            This is different than the world.  So through this living he says in verse 3 “Do not think of yourself more highly than you ought to think”. One author writes,  To himself, every man is in a sense the most important person in the world, and he always needs much grace to see other people.”  “Alex Haley, the author of ROOTS, has a picture in his office, showing a turtle sitting atop a fence. The picture is there to remind him of a lesson he learned long ago: ‘If you see a turtle on a fence post, you know he had some help.’ “Says Alex, ‘Any time I start thinking, WOW, isn’t this marvelous what I’ve done! I look at that picture and remember how this turtle—me—got up on that post.”.  Or this quote from Winston Churchhill Winston Churchill was once asked, “Doesn’t it thrill you to know that every time you make a speech, the hall is packed to overflowing?” “It’s quite flattering,” replied Sir Winston. “But whenever I feel that way, I always remember that if instead of making a political speech I was being hanged, the crowd would be twice as big.”   Crowds can be kind of fickle.  What ever gifts we are given, and let there be no mistake, we all have been gifts they are because of the mercy of God, and so our identity is ultimately not even in the response of others, but ultimately in his mercy.

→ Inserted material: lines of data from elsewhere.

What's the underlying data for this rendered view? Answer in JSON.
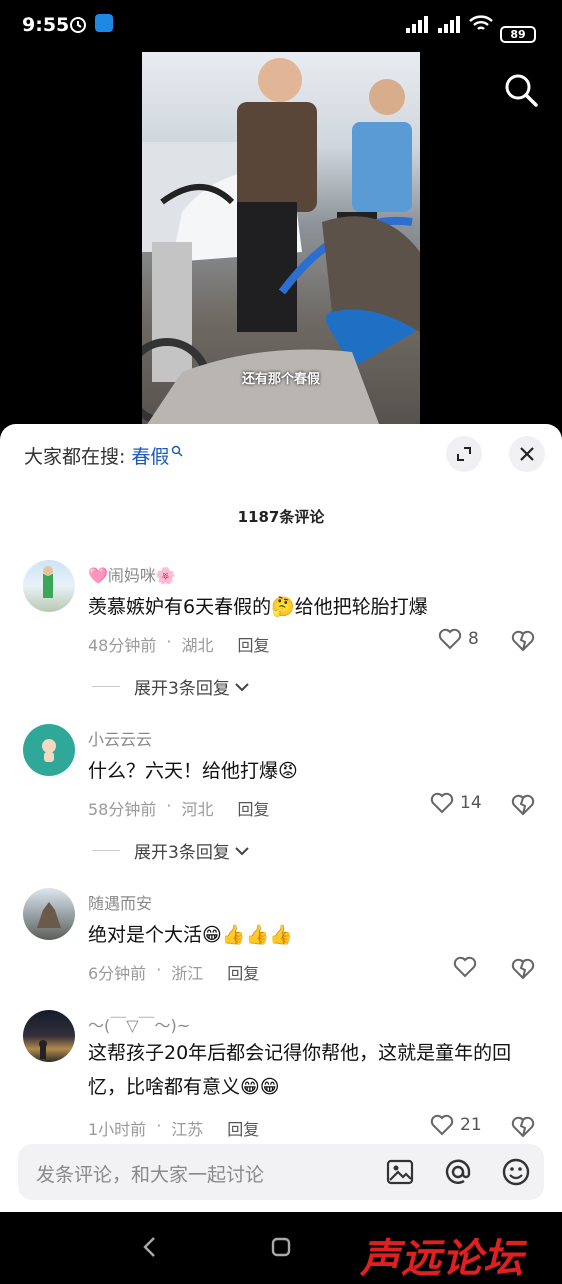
{
  "status_bar": {
    "time": "9:55",
    "battery": "89"
  },
  "video": {
    "caption": "还有那个春假"
  },
  "sheet": {
    "search_prefix": "大家都在搜:",
    "search_keyword": "春假",
    "comment_count": "1187条评论"
  },
  "comments": [
    {
      "name": "🩷闹妈咪🌸",
      "text": "羡慕嫉妒有6天春假的🤔给他把轮胎打爆",
      "time": "48分钟前",
      "location": "湖北",
      "reply": "回复",
      "likes": "8",
      "expand": "展开3条回复"
    },
    {
      "name": "小云云云",
      "text": "什么？六天！给他打爆😡",
      "time": "58分钟前",
      "location": "河北",
      "reply": "回复",
      "likes": "14",
      "expand": "展开3条回复"
    },
    {
      "name": "随遇而安",
      "text": "绝对是个大活😁👍👍👍",
      "time": "6分钟前",
      "location": "浙江",
      "reply": "回复",
      "likes": ""
    },
    {
      "name": "～(￣▽￣～)~",
      "text": "这帮孩子20年后都会记得你帮他，这就是童年的回忆，比啥都有意义😁😁",
      "time": "1小时前",
      "location": "江苏",
      "reply": "回复",
      "likes": "21"
    }
  ],
  "input": {
    "placeholder": "发条评论，和大家一起讨论"
  },
  "watermark": "声远论坛"
}
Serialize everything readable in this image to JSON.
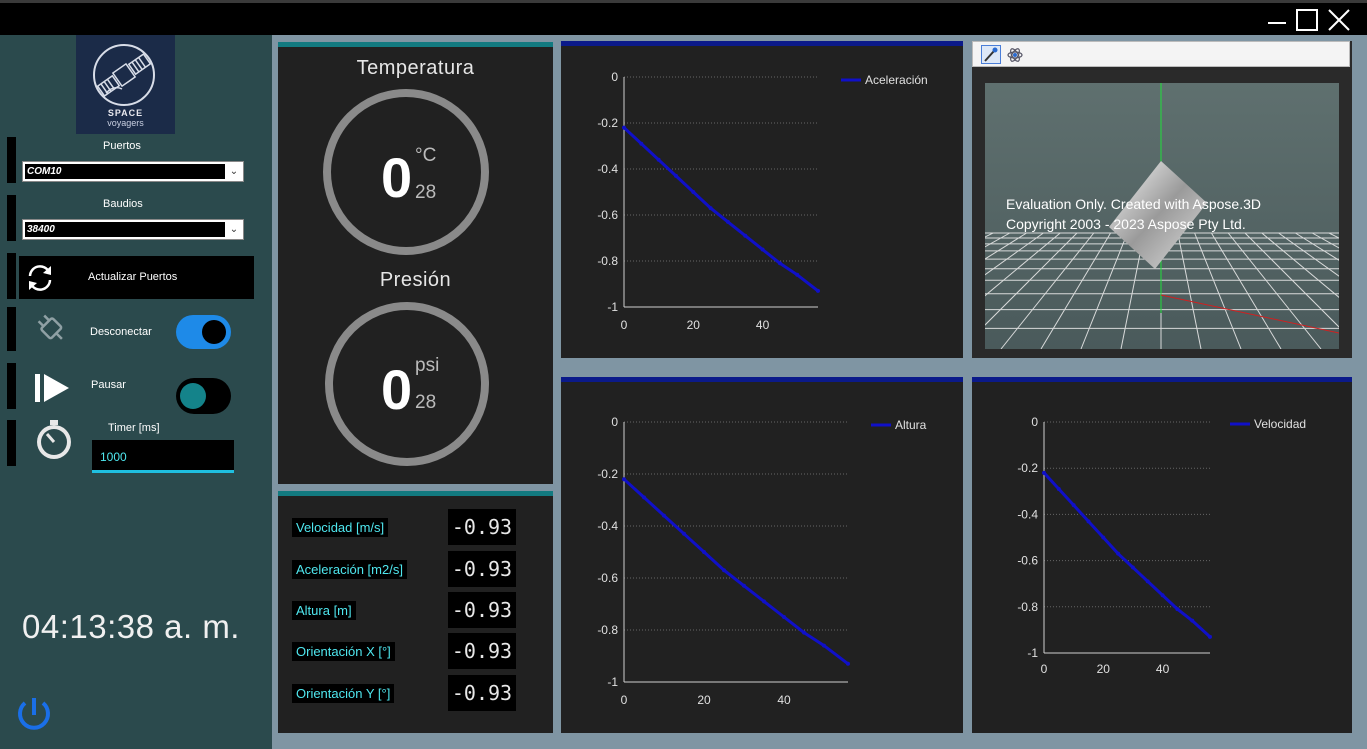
{
  "sidebar": {
    "logo_line1": "SPACE",
    "logo_line2": "voyagers",
    "puertos_label": "Puertos",
    "puertos_value": "COM10",
    "baudios_label": "Baudios",
    "baudios_value": "38400",
    "refresh_label": "Actualizar Puertos",
    "disconnect_label": "Desconectar",
    "disconnect_on": true,
    "pause_label": "Pausar",
    "pause_on": false,
    "timer_label": "Timer [ms]",
    "timer_value": "1000",
    "clock": "04:13:38 a. m."
  },
  "gauges": {
    "temperature": {
      "title": "Temperatura",
      "value": "0",
      "unit": "°C",
      "sub": "28"
    },
    "pressure": {
      "title": "Presión",
      "value": "0",
      "unit": "psi",
      "sub": "28"
    }
  },
  "readouts": [
    {
      "label": "Velocidad [m/s]",
      "value": "-0.93"
    },
    {
      "label": "Aceleración  [m2/s]",
      "value": "-0.93"
    },
    {
      "label": "Altura [m]",
      "value": "-0.93"
    },
    {
      "label": "Orientación X  [°]",
      "value": "-0.93"
    },
    {
      "label": "Orientación Y  [°]",
      "value": "-0.93"
    }
  ],
  "viewer": {
    "watermark_line1": "Evaluation Only. Created with Aspose.3D",
    "watermark_line2": "Copyright 2003 - 2023 Aspose Pty Ltd."
  },
  "chart_data": [
    {
      "type": "line",
      "series": [
        {
          "name": "Aceleración",
          "x": [
            0,
            5,
            10,
            15,
            20,
            25,
            30,
            35,
            40,
            45,
            50,
            56
          ],
          "y": [
            -0.22,
            -0.29,
            -0.36,
            -0.43,
            -0.5,
            -0.57,
            -0.63,
            -0.69,
            -0.75,
            -0.81,
            -0.86,
            -0.93
          ]
        }
      ],
      "xlim": [
        0,
        56
      ],
      "ylim": [
        -1,
        0
      ],
      "xticks": [
        "0",
        "20",
        "40"
      ],
      "yticks": [
        "0",
        "-0.2",
        "-0.4",
        "-0.6",
        "-0.8",
        "-1"
      ],
      "grid": true,
      "legend": "top-right",
      "color": "#1010c8"
    },
    {
      "type": "line",
      "series": [
        {
          "name": "Altura",
          "x": [
            0,
            5,
            10,
            15,
            20,
            25,
            30,
            35,
            40,
            45,
            50,
            56
          ],
          "y": [
            -0.22,
            -0.29,
            -0.36,
            -0.43,
            -0.5,
            -0.57,
            -0.63,
            -0.69,
            -0.75,
            -0.81,
            -0.86,
            -0.93
          ]
        }
      ],
      "xlim": [
        0,
        56
      ],
      "ylim": [
        -1,
        0
      ],
      "xticks": [
        "0",
        "20",
        "40"
      ],
      "yticks": [
        "0",
        "-0.2",
        "-0.4",
        "-0.6",
        "-0.8",
        "-1"
      ],
      "grid": true,
      "legend": "top-right",
      "color": "#1010c8"
    },
    {
      "type": "line",
      "series": [
        {
          "name": "Velocidad",
          "x": [
            0,
            5,
            10,
            15,
            20,
            25,
            30,
            35,
            40,
            45,
            50,
            56
          ],
          "y": [
            -0.22,
            -0.29,
            -0.36,
            -0.43,
            -0.5,
            -0.57,
            -0.63,
            -0.69,
            -0.75,
            -0.81,
            -0.86,
            -0.93
          ]
        }
      ],
      "xlim": [
        0,
        56
      ],
      "ylim": [
        -1,
        0
      ],
      "xticks": [
        "0",
        "20",
        "40"
      ],
      "yticks": [
        "0",
        "-0.2",
        "-0.4",
        "-0.6",
        "-0.8",
        "-1"
      ],
      "grid": true,
      "legend": "top-right",
      "color": "#1010c8"
    }
  ]
}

            Secondly we notice that this sacrifice is done with in the context of a body.  As believers in Jesus we really do not choose to be part of the body of Christ, just as a hand doesn’t dangle separately and say you know I’d really like to be attached to something, oh there’s an arm.  That’s silly talk, we are part of a body, whose head is Christ.  In other words, especially for those doing works in the church, you need to know that the church doesn’t rise or fall, because of you.  We are interconnected, and whether you like it or not or believe it or not, as a Christian you belong to Christ and his body.  “”So we, though many, are of one body in Christ, and individually members one of another”.  It is only in this context that our God given gifts in the body, and for the body of Christ, have their significance.

            What are these gifts?  They are described as serving, teaching, exhorting, contributing to the needs of others, leading, and acts of mercy.    However, our old nature twists even this.  We like to look at someone, and wonder why he or she has five of the gifts listed, and we only have one or two.  We ought to get this measurement, comparison approach out of our mind.  For whatever gift, it is given to us and the world by grace, and so use it whole heartedly.  Use your body.   sacrifice your being.  Why?  Because people will always respond, no. .  Because you will always feel fulfilled, no?  Because you always serve with noble and pure motives, no.   Rather, because of God’s undeniable, unbelievable mercy, that takes you a sinner and makes you a saint.  That mercy, that promises Jesus   will carry you, body and all,  to heaven.  That mercy, that works through our weakness, and in spite  of our weaknesses. 

            To rephrase John Kennedy “Go ahead, ask what your Lord can do for you, and through his mercy live a life of sacrifice toward those he has called you to serve.  Amen.